API Calls on EPA to Lower 2014 Ethanol Mandate
Published in CSP Daily News
Seeks "stop-gap" for "unworkable mandate"
WASHINGTON -- The American Petroleum Institute (API) has filed a waiver request for the U.S. Environmental Protection Agency (EPA) to lower the ethanol mandate to below 10% of gasoline demand for 2014. API Downstream Group director Bob Greco said the move is designed to protect consumers and the U.S. economy.
"The RFS is broken beyond repair, and we are calling on the EPA to use its waiver authority to provide a stop-gap measure for this unworkable mandate," Greco said. "Higher ethanol requirements could lead to a reduction in the domestic fuel supply, increased costs and severe harm to the U.S. economy."
The RFS and its requirements could drive up diesel costs by 300% and gasoline costs by 30% by 2015, according to a study by NERA Economic Consulting. Also, API's petition highlights how higher ethanol blends are not a practical solution to the blend wall, especially given that E15 can damage engines and cause vehicles to break down, according to studies by the Coordinating Research Council (also click here).
"While a waiver for 2014 will provide short-term relief from the RFS mandate, the program is outdated and needs to be repealed once and for all," Greco said. "Under the current RFS regime, ethanol requirements will continue to increase while gasoline demand continues to decline. That's why we need a full repeal by Congress."
API filed the waiver in conjunction with American Fuel & Petrochemical Manufacturers (AFPM).

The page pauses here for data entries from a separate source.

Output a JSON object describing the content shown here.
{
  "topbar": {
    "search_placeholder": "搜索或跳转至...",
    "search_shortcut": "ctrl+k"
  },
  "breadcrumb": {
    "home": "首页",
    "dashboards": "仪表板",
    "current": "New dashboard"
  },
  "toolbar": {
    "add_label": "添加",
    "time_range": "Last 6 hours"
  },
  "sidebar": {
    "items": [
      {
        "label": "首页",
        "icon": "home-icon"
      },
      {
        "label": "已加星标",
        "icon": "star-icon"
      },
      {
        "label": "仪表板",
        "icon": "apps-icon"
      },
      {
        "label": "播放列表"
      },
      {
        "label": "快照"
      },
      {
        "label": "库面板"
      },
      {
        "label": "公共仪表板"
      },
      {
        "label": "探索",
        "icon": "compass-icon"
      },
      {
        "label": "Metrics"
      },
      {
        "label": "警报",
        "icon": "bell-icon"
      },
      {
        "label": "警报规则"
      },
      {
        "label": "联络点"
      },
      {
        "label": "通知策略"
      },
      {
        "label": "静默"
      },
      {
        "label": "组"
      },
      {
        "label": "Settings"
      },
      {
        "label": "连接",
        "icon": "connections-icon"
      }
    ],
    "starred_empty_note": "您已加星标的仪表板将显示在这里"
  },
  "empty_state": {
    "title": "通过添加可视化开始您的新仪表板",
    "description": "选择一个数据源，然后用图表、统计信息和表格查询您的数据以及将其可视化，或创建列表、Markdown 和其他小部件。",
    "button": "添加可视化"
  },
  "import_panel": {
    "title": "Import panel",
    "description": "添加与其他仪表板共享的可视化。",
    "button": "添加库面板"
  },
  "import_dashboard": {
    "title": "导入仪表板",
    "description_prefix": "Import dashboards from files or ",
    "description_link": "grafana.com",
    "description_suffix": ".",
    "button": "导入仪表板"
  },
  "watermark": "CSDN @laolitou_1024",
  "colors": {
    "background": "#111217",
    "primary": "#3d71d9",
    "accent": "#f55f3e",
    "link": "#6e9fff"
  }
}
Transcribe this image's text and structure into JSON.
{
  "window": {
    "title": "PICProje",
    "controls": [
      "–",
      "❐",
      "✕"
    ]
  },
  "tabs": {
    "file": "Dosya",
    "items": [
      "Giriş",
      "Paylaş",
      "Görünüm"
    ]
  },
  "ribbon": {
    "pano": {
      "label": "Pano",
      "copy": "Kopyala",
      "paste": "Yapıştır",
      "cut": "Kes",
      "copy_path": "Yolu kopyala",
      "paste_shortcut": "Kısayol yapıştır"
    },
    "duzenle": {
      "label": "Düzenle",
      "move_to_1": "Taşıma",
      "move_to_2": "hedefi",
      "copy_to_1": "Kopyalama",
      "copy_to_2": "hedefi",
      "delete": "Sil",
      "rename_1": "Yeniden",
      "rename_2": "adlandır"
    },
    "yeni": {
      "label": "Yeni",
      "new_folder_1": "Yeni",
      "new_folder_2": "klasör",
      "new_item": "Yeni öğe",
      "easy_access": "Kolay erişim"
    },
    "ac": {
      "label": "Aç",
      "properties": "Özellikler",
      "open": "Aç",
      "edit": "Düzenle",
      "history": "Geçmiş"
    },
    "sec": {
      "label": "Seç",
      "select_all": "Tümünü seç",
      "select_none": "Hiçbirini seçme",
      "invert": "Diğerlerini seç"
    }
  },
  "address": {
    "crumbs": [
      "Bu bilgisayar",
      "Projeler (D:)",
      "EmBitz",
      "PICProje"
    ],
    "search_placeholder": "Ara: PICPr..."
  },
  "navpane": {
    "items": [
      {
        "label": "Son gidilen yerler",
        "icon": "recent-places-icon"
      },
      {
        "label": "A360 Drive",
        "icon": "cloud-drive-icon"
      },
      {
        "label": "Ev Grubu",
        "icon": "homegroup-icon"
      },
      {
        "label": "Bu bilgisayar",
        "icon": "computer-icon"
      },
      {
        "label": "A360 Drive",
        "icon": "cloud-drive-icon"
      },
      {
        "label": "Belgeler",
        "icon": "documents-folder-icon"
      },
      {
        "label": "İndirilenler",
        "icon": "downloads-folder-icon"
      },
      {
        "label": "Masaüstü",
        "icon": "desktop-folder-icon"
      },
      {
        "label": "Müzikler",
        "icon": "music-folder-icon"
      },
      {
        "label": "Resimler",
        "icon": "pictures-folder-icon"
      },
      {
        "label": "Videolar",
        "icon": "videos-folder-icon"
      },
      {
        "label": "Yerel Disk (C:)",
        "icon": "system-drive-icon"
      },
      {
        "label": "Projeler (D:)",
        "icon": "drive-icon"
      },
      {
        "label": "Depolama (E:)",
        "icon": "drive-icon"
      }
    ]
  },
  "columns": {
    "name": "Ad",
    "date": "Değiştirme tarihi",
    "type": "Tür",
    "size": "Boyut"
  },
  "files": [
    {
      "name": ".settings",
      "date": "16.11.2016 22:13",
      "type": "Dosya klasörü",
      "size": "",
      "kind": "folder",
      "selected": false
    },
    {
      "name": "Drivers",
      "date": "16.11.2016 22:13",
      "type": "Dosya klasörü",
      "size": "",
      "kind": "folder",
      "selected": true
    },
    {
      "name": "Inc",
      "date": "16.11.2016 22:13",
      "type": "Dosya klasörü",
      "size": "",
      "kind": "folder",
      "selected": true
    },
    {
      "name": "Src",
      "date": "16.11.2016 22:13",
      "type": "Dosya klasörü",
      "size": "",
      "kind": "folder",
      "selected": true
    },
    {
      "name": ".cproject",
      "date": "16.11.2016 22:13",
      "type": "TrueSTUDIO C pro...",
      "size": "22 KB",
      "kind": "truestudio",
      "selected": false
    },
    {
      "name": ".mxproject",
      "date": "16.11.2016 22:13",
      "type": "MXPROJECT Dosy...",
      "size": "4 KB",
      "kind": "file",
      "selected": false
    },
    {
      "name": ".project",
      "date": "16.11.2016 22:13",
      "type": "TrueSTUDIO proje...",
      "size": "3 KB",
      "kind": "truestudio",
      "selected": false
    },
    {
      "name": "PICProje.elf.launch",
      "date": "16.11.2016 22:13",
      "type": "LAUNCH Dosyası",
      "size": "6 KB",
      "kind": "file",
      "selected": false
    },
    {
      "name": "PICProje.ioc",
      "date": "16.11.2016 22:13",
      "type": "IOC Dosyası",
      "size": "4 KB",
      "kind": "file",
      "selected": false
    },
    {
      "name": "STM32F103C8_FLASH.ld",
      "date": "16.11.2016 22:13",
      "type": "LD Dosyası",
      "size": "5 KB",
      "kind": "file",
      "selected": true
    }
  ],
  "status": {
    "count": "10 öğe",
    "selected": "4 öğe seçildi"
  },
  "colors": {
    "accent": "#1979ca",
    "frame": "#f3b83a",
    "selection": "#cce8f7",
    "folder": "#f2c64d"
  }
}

API is a national trade association that represents all segments of America's oil and natural gas industry. Its more than 500 members--including large integrated companies, exploration and production, refining, marketing, pipeline and marine businesses and service and supply firms--provide most of the nation's energy. The industry also supports 9.8 million U.S. jobs and 8% of the U.S. economy, delivers $86 million a day in revenue to our government, and, since 2000, has invested more than $2 trillion in U.S. capital projects to advance all forms of energy, including alternatives.